A solicitor who admitted stealing money intended to pay for a client’s nursing home fees has been banned from the profession.
Stephen William Climo, formerly a solicitor at Worcestershire firm G S & O Solicitors, was jailed for 20 months last September after admitting one count of fraud by false representation, three counts of fraud by abuse of position and one count of theft.
Climo, admitted in 2000, misappropriated monies from five clients in connection with probate and trust files. In total he misappropriated £13,229, all of which has since been repaid to the clients.
The Solicitors Disciplinary Tribunal last month heard Climo had admitted withdrawing around £7,800 for his personal benefit from a client account which had been intended for nursing home fees.

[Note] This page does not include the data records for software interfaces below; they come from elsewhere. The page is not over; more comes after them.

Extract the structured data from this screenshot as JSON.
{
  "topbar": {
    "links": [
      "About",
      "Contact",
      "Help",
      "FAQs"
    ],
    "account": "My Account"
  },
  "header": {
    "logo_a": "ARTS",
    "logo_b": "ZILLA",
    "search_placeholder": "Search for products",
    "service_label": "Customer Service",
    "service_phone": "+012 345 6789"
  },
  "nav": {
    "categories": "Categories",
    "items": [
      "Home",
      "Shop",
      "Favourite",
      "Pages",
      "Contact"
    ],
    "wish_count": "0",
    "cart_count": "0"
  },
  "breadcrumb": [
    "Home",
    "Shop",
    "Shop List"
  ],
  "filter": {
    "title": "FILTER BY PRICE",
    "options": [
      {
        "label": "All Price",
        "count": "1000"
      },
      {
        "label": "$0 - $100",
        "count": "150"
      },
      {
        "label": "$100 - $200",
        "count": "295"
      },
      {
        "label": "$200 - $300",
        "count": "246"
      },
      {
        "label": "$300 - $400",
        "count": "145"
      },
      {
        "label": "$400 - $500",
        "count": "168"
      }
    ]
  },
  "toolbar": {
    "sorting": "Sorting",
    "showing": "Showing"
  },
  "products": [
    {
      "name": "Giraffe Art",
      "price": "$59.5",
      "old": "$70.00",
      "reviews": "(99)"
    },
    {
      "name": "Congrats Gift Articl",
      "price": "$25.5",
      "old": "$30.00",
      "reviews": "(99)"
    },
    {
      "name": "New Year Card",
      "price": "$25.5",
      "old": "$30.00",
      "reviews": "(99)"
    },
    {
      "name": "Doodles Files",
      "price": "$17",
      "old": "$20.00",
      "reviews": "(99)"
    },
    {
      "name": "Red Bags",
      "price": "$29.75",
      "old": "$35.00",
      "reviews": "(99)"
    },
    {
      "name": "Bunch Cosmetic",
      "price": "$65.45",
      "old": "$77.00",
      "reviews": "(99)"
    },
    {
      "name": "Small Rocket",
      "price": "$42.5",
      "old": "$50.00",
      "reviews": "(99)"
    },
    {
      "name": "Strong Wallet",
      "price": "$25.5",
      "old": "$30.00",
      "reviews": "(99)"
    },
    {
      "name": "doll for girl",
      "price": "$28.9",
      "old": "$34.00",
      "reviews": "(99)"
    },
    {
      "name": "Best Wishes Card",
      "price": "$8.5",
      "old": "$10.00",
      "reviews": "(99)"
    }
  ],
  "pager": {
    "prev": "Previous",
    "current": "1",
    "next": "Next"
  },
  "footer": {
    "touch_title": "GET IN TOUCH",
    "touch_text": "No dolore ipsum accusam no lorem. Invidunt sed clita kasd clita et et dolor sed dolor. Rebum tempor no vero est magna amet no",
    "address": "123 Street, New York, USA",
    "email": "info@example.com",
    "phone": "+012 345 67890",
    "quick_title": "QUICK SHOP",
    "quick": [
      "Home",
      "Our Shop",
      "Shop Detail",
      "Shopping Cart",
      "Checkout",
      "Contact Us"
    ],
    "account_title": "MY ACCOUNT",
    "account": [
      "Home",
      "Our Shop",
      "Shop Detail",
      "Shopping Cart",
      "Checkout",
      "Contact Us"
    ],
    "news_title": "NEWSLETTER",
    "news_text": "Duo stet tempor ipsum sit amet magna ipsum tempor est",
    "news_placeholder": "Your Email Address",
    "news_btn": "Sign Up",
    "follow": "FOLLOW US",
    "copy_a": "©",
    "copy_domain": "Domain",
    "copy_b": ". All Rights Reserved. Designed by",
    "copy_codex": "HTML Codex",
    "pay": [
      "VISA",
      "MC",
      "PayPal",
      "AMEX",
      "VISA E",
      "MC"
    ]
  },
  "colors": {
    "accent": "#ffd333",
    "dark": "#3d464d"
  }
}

On another occasion, Climo attended a client’s home over an instruction for a new will and lasting power of attorney. He received two cheques, for £2,000 and £700 respectively, which were paid into a bank account which he jointly held with his wife.
Climo also admitted to making unauthorised withdrawals coming to £2,400 from the bank account of a deceased client, having failed to inform the bank of her death.
In sentencing remarks, His Honour Judge RJ Rundell said Climo had let down himself, his family, friends and colleagues. ‘In terms of culpability, you are high up the scale, having regard to the period concerns, the number of clients and grave breach of trust involved,’ Rundell said.
The tribunal agreed with these comments, and added that the matter was especially serious as it had damaged Climo's former firm’s reputation in the eyes of the public.
‘[Climo’s] culpability was extremely high, right at the top end of the scale,’ said the tribunal. ‘His motivation was greed and personal gain. The misconduct was clearly planned.’
Climo offered little explanation for his actions in mitigation, and stated that he ‘deeply regretted’ any upset, embarrassment and stress caused to the profession, his former firm and its partners and staff.
He was struck off the roll of solicitors and ordered to pay £4,254 in prosecution costs.